Foot Locker stock dropped nearly 5 percent on Friday morning after the athletic footwear retailer released its third-quarter earnings, marking a loss of 29 percent in stock value since the beginning of 2019.
In a Nutshell: Despite an earnings beat and healthy same-store sales, Foot Locker will head into Q4 hoping for a better outcome.
Foot Locker opened 11 new stores in the third quarter and closed 25 locations as its merchandise inventory of $1.304 billion remained flat overall in Q3. Margins increased by 50 basis points compared to the year prior, up to 32.1 percent from 31.6 percent. Selling, general and administrative expenses also fell slightly as a percentage of sales to 21.3 percent from 21.4 percent in the comparable period last year.
“The strong results we delivered in the quarter reflect our work to drive the top line, while continuing to strengthen our operational execution, as reflected in our improved gross margin, SG&A, and inventory productivity,” Lauren Peters, the executive vice president and chief financial officer of Foot Locker, said. “As we enter the all-important holiday selling season, we will remain focused on execution to continue to position us to achieve our long-term financial objectives.”
In November, Nike also announced that it would be pulling its products from Amazon in an effort to align itself with more premium partners, including Foot Locker.
Sales: Revenue was up 3.9 percent year over year in the third quarter as Foot Locker registered $1.932 billion in sales, compared to $1.860 billion in the same quarter last year. Wall Street analysts expected sales of $1.94 billion in the third quarter.
Same-store sales continue to be a bright spot for Foot Locker as it refines its fleet of 3,160 stores throughout Asia, Australia, New Zealand and North America. In the third quarter, comparable-store sales rose 5.7 percent for the footwear retailer.
Earnings: Wall Street set earnings-per-share expectations of $1.07, which Foot Locker beat with $1.16 EPS, powered by net income of $125 million, compared to $130 million in the prior-year quarter.
CEOs Take: Foot Locker chairman and CEO Richard Johnson said the quarter was built on stronger relationships with both consumers and vendors. Johnson added that Foot Locker was working to toe the line between being relevant to youth culture and driving sales and earnings growth.

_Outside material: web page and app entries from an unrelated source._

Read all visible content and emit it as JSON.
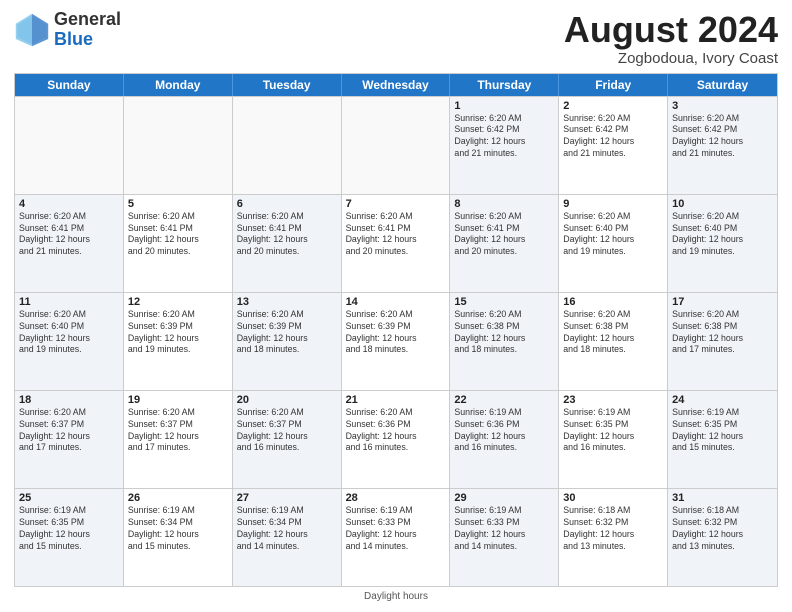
{
  "header": {
    "logo_general": "General",
    "logo_blue": "Blue",
    "month_year": "August 2024",
    "location": "Zogbodoua, Ivory Coast"
  },
  "days_of_week": [
    "Sunday",
    "Monday",
    "Tuesday",
    "Wednesday",
    "Thursday",
    "Friday",
    "Saturday"
  ],
  "weeks": [
    [
      {
        "day": "",
        "info": "",
        "empty": true
      },
      {
        "day": "",
        "info": "",
        "empty": true
      },
      {
        "day": "",
        "info": "",
        "empty": true
      },
      {
        "day": "",
        "info": "",
        "empty": true
      },
      {
        "day": "1",
        "info": "Sunrise: 6:20 AM\nSunset: 6:42 PM\nDaylight: 12 hours\nand 21 minutes.",
        "empty": false
      },
      {
        "day": "2",
        "info": "Sunrise: 6:20 AM\nSunset: 6:42 PM\nDaylight: 12 hours\nand 21 minutes.",
        "empty": false
      },
      {
        "day": "3",
        "info": "Sunrise: 6:20 AM\nSunset: 6:42 PM\nDaylight: 12 hours\nand 21 minutes.",
        "empty": false
      }
    ],
    [
      {
        "day": "4",
        "info": "Sunrise: 6:20 AM\nSunset: 6:41 PM\nDaylight: 12 hours\nand 21 minutes.",
        "empty": false
      },
      {
        "day": "5",
        "info": "Sunrise: 6:20 AM\nSunset: 6:41 PM\nDaylight: 12 hours\nand 20 minutes.",
        "empty": false
      },
      {
        "day": "6",
        "info": "Sunrise: 6:20 AM\nSunset: 6:41 PM\nDaylight: 12 hours\nand 20 minutes.",
        "empty": false
      },
      {
        "day": "7",
        "info": "Sunrise: 6:20 AM\nSunset: 6:41 PM\nDaylight: 12 hours\nand 20 minutes.",
        "empty": false
      },
      {
        "day": "8",
        "info": "Sunrise: 6:20 AM\nSunset: 6:41 PM\nDaylight: 12 hours\nand 20 minutes.",
        "empty": false
      },
      {
        "day": "9",
        "info": "Sunrise: 6:20 AM\nSunset: 6:40 PM\nDaylight: 12 hours\nand 19 minutes.",
        "empty": false
      },
      {
        "day": "10",
        "info": "Sunrise: 6:20 AM\nSunset: 6:40 PM\nDaylight: 12 hours\nand 19 minutes.",
        "empty": false
      }
    ],
    [
      {
        "day": "11",
        "info": "Sunrise: 6:20 AM\nSunset: 6:40 PM\nDaylight: 12 hours\nand 19 minutes.",
        "empty": false
      },
      {
        "day": "12",
        "info": "Sunrise: 6:20 AM\nSunset: 6:39 PM\nDaylight: 12 hours\nand 19 minutes.",
        "empty": false
      },
      {
        "day": "13",
        "info": "Sunrise: 6:20 AM\nSunset: 6:39 PM\nDaylight: 12 hours\nand 18 minutes.",
        "empty": false
      },
      {
        "day": "14",
        "info": "Sunrise: 6:20 AM\nSunset: 6:39 PM\nDaylight: 12 hours\nand 18 minutes.",
        "empty": false
      },
      {
        "day": "15",
        "info": "Sunrise: 6:20 AM\nSunset: 6:38 PM\nDaylight: 12 hours\nand 18 minutes.",
        "empty": false
      },
      {
        "day": "16",
        "info": "Sunrise: 6:20 AM\nSunset: 6:38 PM\nDaylight: 12 hours\nand 18 minutes.",
        "empty": false
      },
      {
        "day": "17",
        "info": "Sunrise: 6:20 AM\nSunset: 6:38 PM\nDaylight: 12 hours\nand 17 minutes.",
        "empty": false
      }
    ],
    [
      {
        "day": "18",
        "info": "Sunrise: 6:20 AM\nSunset: 6:37 PM\nDaylight: 12 hours\nand 17 minutes.",
        "empty": false
      },
      {
        "day": "19",
        "info": "Sunrise: 6:20 AM\nSunset: 6:37 PM\nDaylight: 12 hours\nand 17 minutes.",
        "empty": false
      },
      {
        "day": "20",
        "info": "Sunrise: 6:20 AM\nSunset: 6:37 PM\nDaylight: 12 hours\nand 16 minutes.",
        "empty": false
      },
      {
        "day": "21",
        "info": "Sunrise: 6:20 AM\nSunset: 6:36 PM\nDaylight: 12 hours\nand 16 minutes.",
        "empty": false
      },
      {
        "day": "22",
        "info": "Sunrise: 6:19 AM\nSunset: 6:36 PM\nDaylight: 12 hours\nand 16 minutes.",
        "empty": false
      },
      {
        "day": "23",
        "info": "Sunrise: 6:19 AM\nSunset: 6:35 PM\nDaylight: 12 hours\nand 16 minutes.",
        "empty": false
      },
      {
        "day": "24",
        "info": "Sunrise: 6:19 AM\nSunset: 6:35 PM\nDaylight: 12 hours\nand 15 minutes.",
        "empty": false
      }
    ],
    [
      {
        "day": "25",
        "info": "Sunrise: 6:19 AM\nSunset: 6:35 PM\nDaylight: 12 hours\nand 15 minutes.",
        "empty": false
      },
      {
        "day": "26",
        "info": "Sunrise: 6:19 AM\nSunset: 6:34 PM\nDaylight: 12 hours\nand 15 minutes.",
        "empty": false
      },
      {
        "day": "27",
        "info": "Sunrise: 6:19 AM\nSunset: 6:34 PM\nDaylight: 12 hours\nand 14 minutes.",
        "empty": false
      },
      {
        "day": "28",
        "info": "Sunrise: 6:19 AM\nSunset: 6:33 PM\nDaylight: 12 hours\nand 14 minutes.",
        "empty": false
      },
      {
        "day": "29",
        "info": "Sunrise: 6:19 AM\nSunset: 6:33 PM\nDaylight: 12 hours\nand 14 minutes.",
        "empty": false
      },
      {
        "day": "30",
        "info": "Sunrise: 6:18 AM\nSunset: 6:32 PM\nDaylight: 12 hours\nand 13 minutes.",
        "empty": false
      },
      {
        "day": "31",
        "info": "Sunrise: 6:18 AM\nSunset: 6:32 PM\nDaylight: 12 hours\nand 13 minutes.",
        "empty": false
      }
    ]
  ],
  "footer": "Daylight hours"
}
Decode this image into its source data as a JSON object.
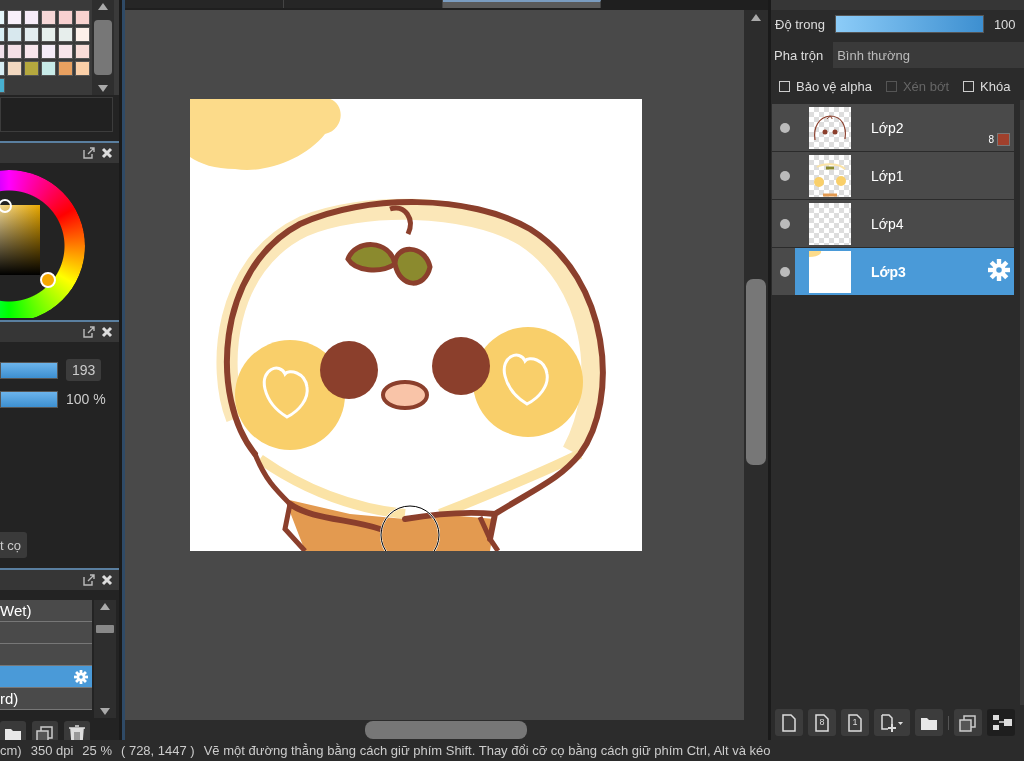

“We are pleased with our performance in the quarter, which reflects the success of our strategic focus on building even deeper connections with our customers and further strengthening relationships with our vendors,” Johnson said. “Across the company, we are making great strides in implementing our four strategic imperatives, which are designed to ensure we are best positioned to compete in the retail marketplace by inspiring and empowering youth culture while also strengthening our bottom line and driving value for our shareholders.”